Brownell commented “These Christian university professors were using known practices that can help religious students accept evolution, such as presenting their students with role models who both accept evolution and are religious. In fact, they often presented themselves as a role model.”
According to this interview study, almost all the Christian university instructors used teaching practices to lessen student perceived conflict between religion and evolution. They said that they often used these practices because of their own personal experience learning evolution.
Brownell and Barnes describe these practices in their essay and say that anyone teaching evolution could use them to dampen the perceived conflict between evolution and religion.
“We are not suggesting to teach creationism – we are merely suggesting to acknowledge that students come into the classroom with religious beliefs – just like any other social identity that they have” Brownell said.
“A lot of students think that if you’re a biologist who accepts evolution, you have to be an atheist,” Barnes said. “But that’s not true. We actually have a lot of examples, such as Francis Collins. He’s the director of the National Institutes of Health, headed the Human Genome project and is a great supporter of evolution. He also self-identifies as an Evangelical Christian.”
“People often assume that it is an either/or situation. You can be an atheist who accepts evolution or you can reject evolution and be religious. However, there are lots of viewpoints in between those extremes” said Brownell.
Barnes and Brownell have created and shared this framework to encourage instructors to think about how students in their classes may feel while learning about evolution.
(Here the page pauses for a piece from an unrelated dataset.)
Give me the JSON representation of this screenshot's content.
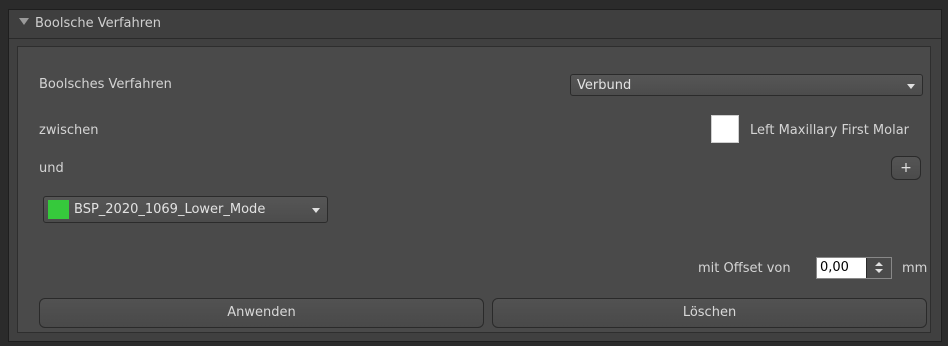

Since their goal, and the goal of all evolution instructors is to increase acceptance of evolution, these culturally competent steps may help achieve those goals.
Finally, according to Barnes and Brownell, their next steps will involve testing these strategies by studying what happens when they are introduced to a classroom that isn’t currently using them.
FOR MORE INFORMATION, CONTACT:
Jason Krell, CEM Communications Coordinator